(Interface dataset entries)
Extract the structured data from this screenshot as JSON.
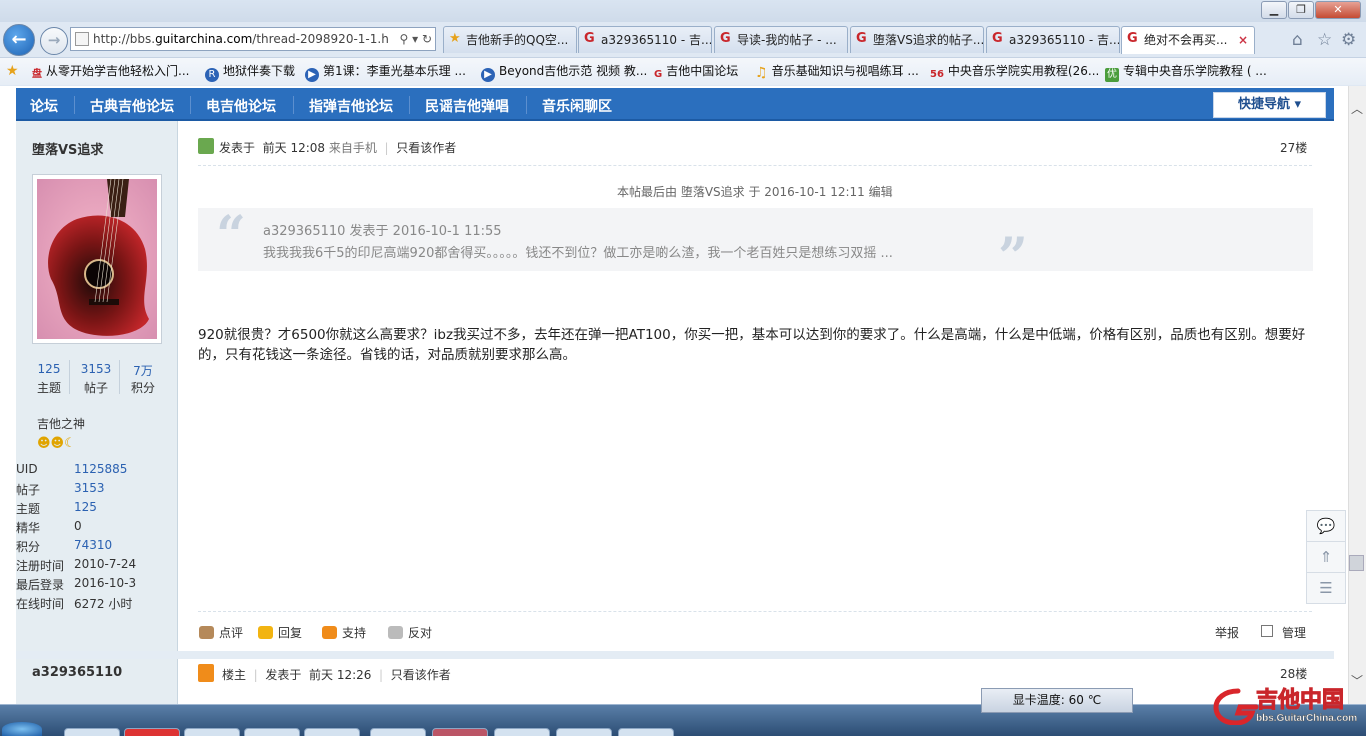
{
  "browser": {
    "address_url": "http://bbs.guitarchina.com/thread-2098920-1-1.h",
    "address_url_prefix": "http://bbs.",
    "address_url_domain": "guitarchina.com",
    "address_url_suffix": "/thread-2098920-1-1.h",
    "tabs": [
      {
        "label": "吉他新手的QQ空...",
        "icon": "star-icon"
      },
      {
        "label": "a329365110 - 吉...",
        "icon": "gc-logo-icon"
      },
      {
        "label": "导读-我的帖子 - ...",
        "icon": "gc-logo-icon"
      },
      {
        "label": "堕落VS追求的帖子...",
        "icon": "gc-logo-icon"
      },
      {
        "label": "a329365110 - 吉...",
        "icon": "gc-logo-icon"
      },
      {
        "label": "绝对不会再买...",
        "icon": "gc-logo-icon"
      }
    ],
    "favorites": [
      {
        "label": "从零开始学吉他轻松入门...",
        "prefix": "盘"
      },
      {
        "label": "地狱伴奏下载",
        "prefix": "R"
      },
      {
        "label": "第1课：李重光基本乐理 ...",
        "prefix": "▶"
      },
      {
        "label": "Beyond吉他示范 视频 教...",
        "prefix": "▶"
      },
      {
        "label": "吉他中国论坛",
        "prefix": "G"
      },
      {
        "label": "音乐基础知识与视唱练耳 ...",
        "prefix": "♫"
      },
      {
        "label": "中央音乐学院实用教程(26...",
        "prefix": "56"
      },
      {
        "label": "专辑中央音乐学院教程 ( ...",
        "prefix": "优"
      }
    ]
  },
  "forum_nav": {
    "items": [
      "论坛",
      "古典吉他论坛",
      "电吉他论坛",
      "指弹吉他论坛",
      "民谣吉他弹唱",
      "音乐闲聊区"
    ],
    "quick_nav": "快捷导航 ▾"
  },
  "post1": {
    "author": "堕落VS追求",
    "stats": [
      {
        "num": "125",
        "label": "主题"
      },
      {
        "num": "3153",
        "label": "帖子"
      },
      {
        "num": "7万",
        "label": "积分"
      }
    ],
    "rank": "吉他之神",
    "info": [
      {
        "k": "UID",
        "v": "1125885",
        "link": true
      },
      {
        "k": "帖子",
        "v": "3153",
        "link": true
      },
      {
        "k": "主题",
        "v": "125",
        "link": true
      },
      {
        "k": "精华",
        "v": "0",
        "link": false
      },
      {
        "k": "积分",
        "v": "74310",
        "link": true
      },
      {
        "k": "注册时间",
        "v": "2010-7-24",
        "link": false
      },
      {
        "k": "最后登录",
        "v": "2016-10-3",
        "link": false
      },
      {
        "k": "在线时间",
        "v": "6272 小时",
        "link": false
      }
    ],
    "posted_prefix": "发表于",
    "posted_time": "前天 12:08",
    "posted_from": "来自手机",
    "only_author": "只看该作者",
    "floor": "27楼",
    "edit_note": "本帖最后由  堕落VS追求  于  2016-10-1 12:11  编辑",
    "quote_head": "a329365110 发表于  2016-10-1 11:55",
    "quote_body": "我我我我6千5的印尼高端920都舍得买。。。。。钱还不到位？做工亦是啲么渣，我一个老百姓只是想练习双摇 ...",
    "body": "920就很贵？才6500你就这么高要求？ibz我买过不多，去年还在弹一把AT100，你买一把，基本可以达到你的要求了。什么是高端，什么是中低端，价格有区别，品质也有区别。想要好的，只有花钱这一条途径。省钱的话，对品质就别要求那么高。",
    "actions": [
      "点评",
      "回复",
      "支持",
      "反对"
    ],
    "report": "举报",
    "manage": "管理"
  },
  "post2": {
    "author": "a329365110",
    "role": "楼主",
    "posted_prefix": "发表于",
    "posted_time": "前天 12:26",
    "only_author": "只看该作者",
    "floor": "28楼"
  },
  "gpu_temp": "显卡温度: 60 ℃",
  "watermark": {
    "title": "吉他中国",
    "site": "bbs.GuitarChina.com"
  },
  "colors": {
    "forum_blue": "#2b6fbe",
    "link_blue": "#2b61b1",
    "sidebar_bg": "#e5edf2"
  }
}
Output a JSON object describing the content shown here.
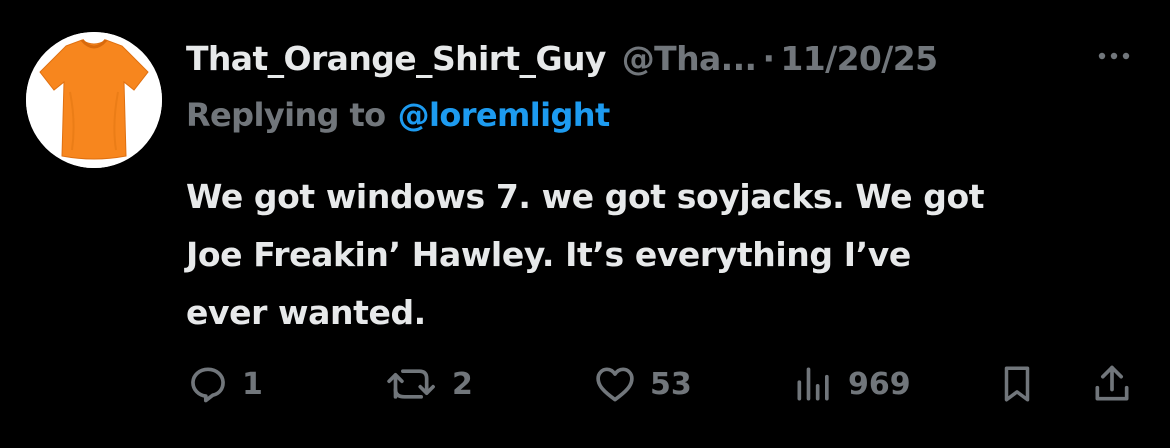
{
  "author": {
    "display_name": "That_Orange_Shirt_Guy",
    "handle": "@Tha...",
    "separator": "·",
    "timestamp": "11/20/25",
    "avatar_icon": "orange-t-shirt-icon",
    "avatar_color": "#f7861e"
  },
  "reply": {
    "prefix": "Replying to",
    "mention": "@loremlight"
  },
  "tweet": {
    "lines": [
      "We got windows 7. we got soyjacks. We got",
      "Joe Freakin’ Hawley. It’s everything I’ve",
      "ever wanted."
    ]
  },
  "actions": {
    "reply_count": "1",
    "retweet_count": "2",
    "like_count": "53",
    "views_count": "969"
  },
  "colors": {
    "background": "#000000",
    "primary_text": "#e7e9ea",
    "secondary_text": "#71767b",
    "link": "#1d9bf0"
  }
}
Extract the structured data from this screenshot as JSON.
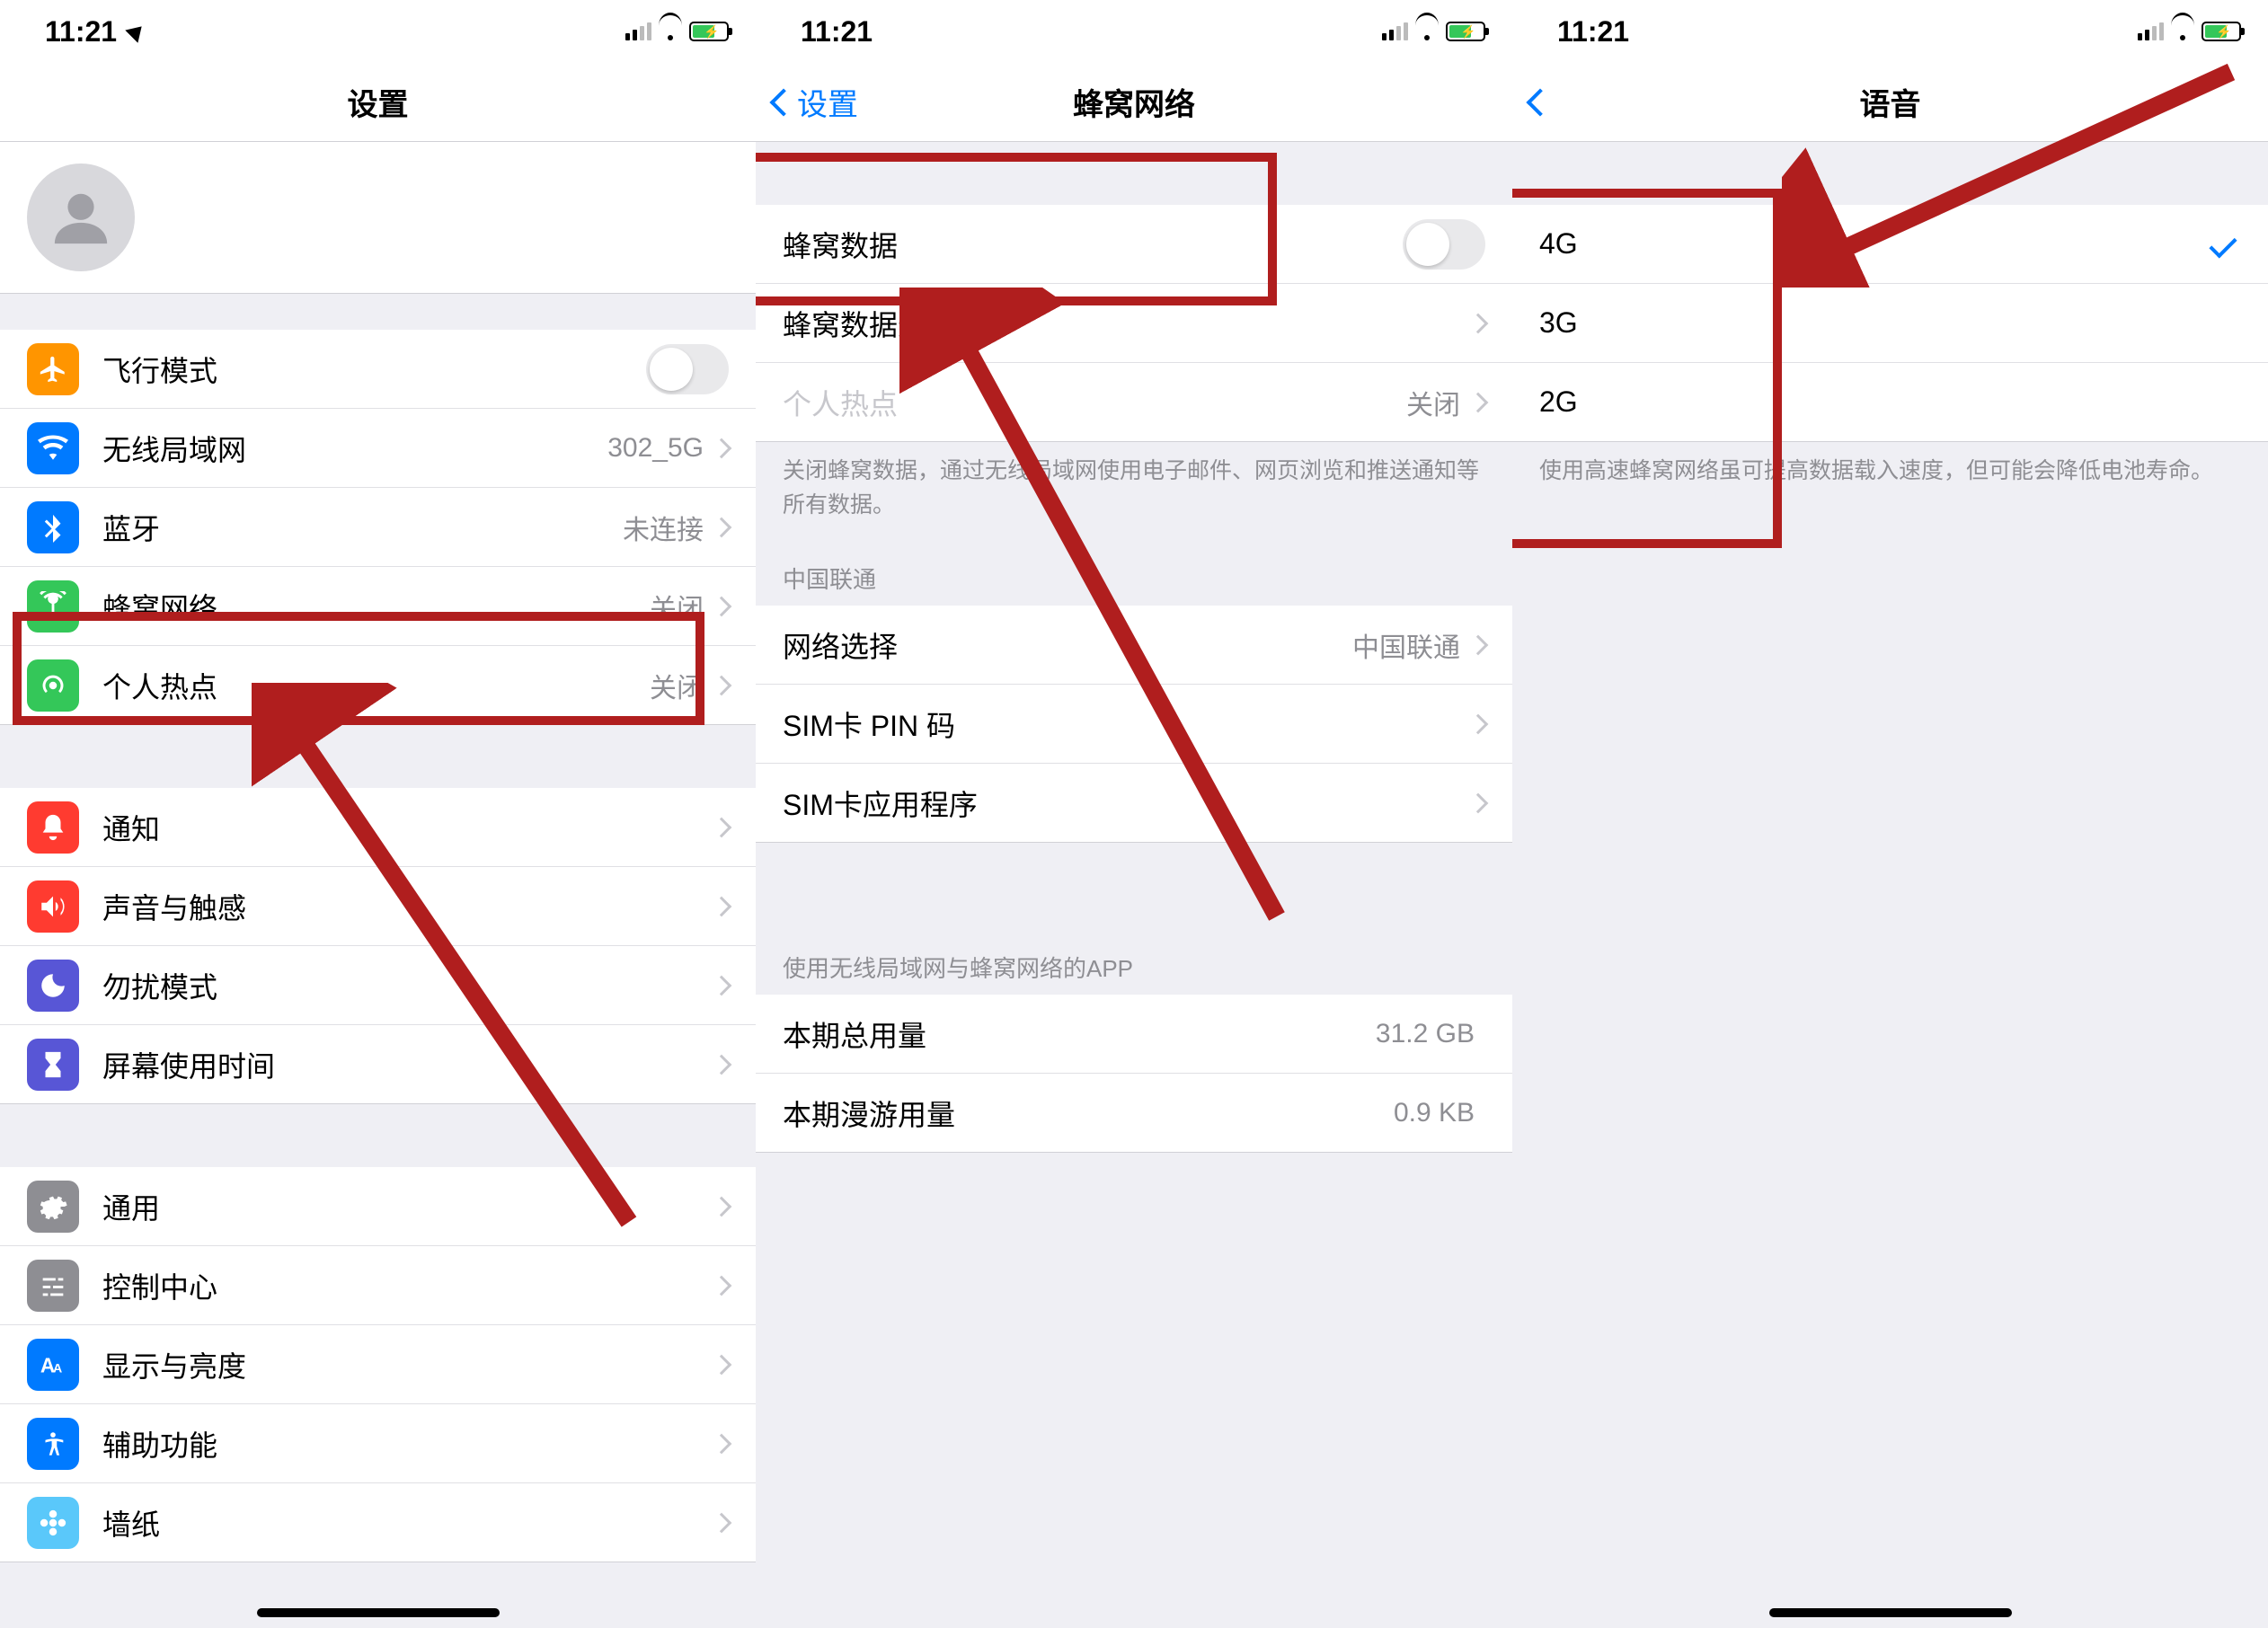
{
  "status": {
    "time": "11:21"
  },
  "pane1": {
    "title": "设置",
    "rows1": [
      {
        "label": "飞行模式",
        "icon": "airplane",
        "color": "bg-orange",
        "type": "toggle"
      },
      {
        "label": "无线局域网",
        "icon": "wifi",
        "color": "bg-blue",
        "detail": "302_5G",
        "type": "link"
      },
      {
        "label": "蓝牙",
        "icon": "bluetooth",
        "color": "bg-blue",
        "detail": "未连接",
        "type": "link"
      },
      {
        "label": "蜂窝网络",
        "icon": "antenna",
        "color": "bg-green",
        "detail": "关闭",
        "type": "link"
      },
      {
        "label": "个人热点",
        "icon": "hotspot",
        "color": "bg-green",
        "detail": "关闭",
        "type": "link"
      }
    ],
    "rows2": [
      {
        "label": "通知",
        "icon": "bell",
        "color": "bg-red",
        "type": "link"
      },
      {
        "label": "声音与触感",
        "icon": "speaker",
        "color": "bg-red",
        "type": "link"
      },
      {
        "label": "勿扰模式",
        "icon": "moon",
        "color": "bg-purple",
        "type": "link"
      },
      {
        "label": "屏幕使用时间",
        "icon": "hourglass",
        "color": "bg-purple",
        "type": "link"
      }
    ],
    "rows3": [
      {
        "label": "通用",
        "icon": "gear",
        "color": "bg-grey",
        "type": "link"
      },
      {
        "label": "控制中心",
        "icon": "sliders",
        "color": "bg-grey",
        "type": "link"
      },
      {
        "label": "显示与亮度",
        "icon": "aa",
        "color": "bg-blue",
        "type": "link"
      },
      {
        "label": "辅助功能",
        "icon": "access",
        "color": "bg-blue",
        "type": "link"
      },
      {
        "label": "墙纸",
        "icon": "flower",
        "color": "bg-teal",
        "type": "link"
      }
    ]
  },
  "pane2": {
    "back": "设置",
    "title": "蜂窝网络",
    "sec1": [
      {
        "label": "蜂窝数据",
        "type": "toggle"
      },
      {
        "label": "蜂窝数据选项",
        "type": "link"
      },
      {
        "label": "个人热点",
        "type": "link",
        "detail": "关闭",
        "disabled": true
      }
    ],
    "note1": "关闭蜂窝数据，通过无线局域网使用电子邮件、网页浏览和推送通知等所有数据。",
    "header2": "中国联通",
    "sec2": [
      {
        "label": "网络选择",
        "type": "link",
        "detail": "中国联通"
      },
      {
        "label": "SIM卡 PIN 码",
        "type": "link"
      },
      {
        "label": "SIM卡应用程序",
        "type": "link"
      }
    ],
    "header3": "使用无线局域网与蜂窝网络的APP",
    "sec3": [
      {
        "label": "本期总用量",
        "detail": "31.2 GB"
      },
      {
        "label": "本期漫游用量",
        "detail": "0.9 KB"
      }
    ]
  },
  "pane3": {
    "title": "语音",
    "rows": [
      {
        "label": "4G",
        "checked": true
      },
      {
        "label": "3G"
      },
      {
        "label": "2G"
      }
    ],
    "note": "使用高速蜂窝网络虽可提高数据载入速度，但可能会降低电池寿命。"
  }
}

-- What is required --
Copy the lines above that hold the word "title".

-- Exercise answer --
    "title": "吉他中国",
    "title": "设置",
    "title": "蜂窝网络",
    "title": "语音",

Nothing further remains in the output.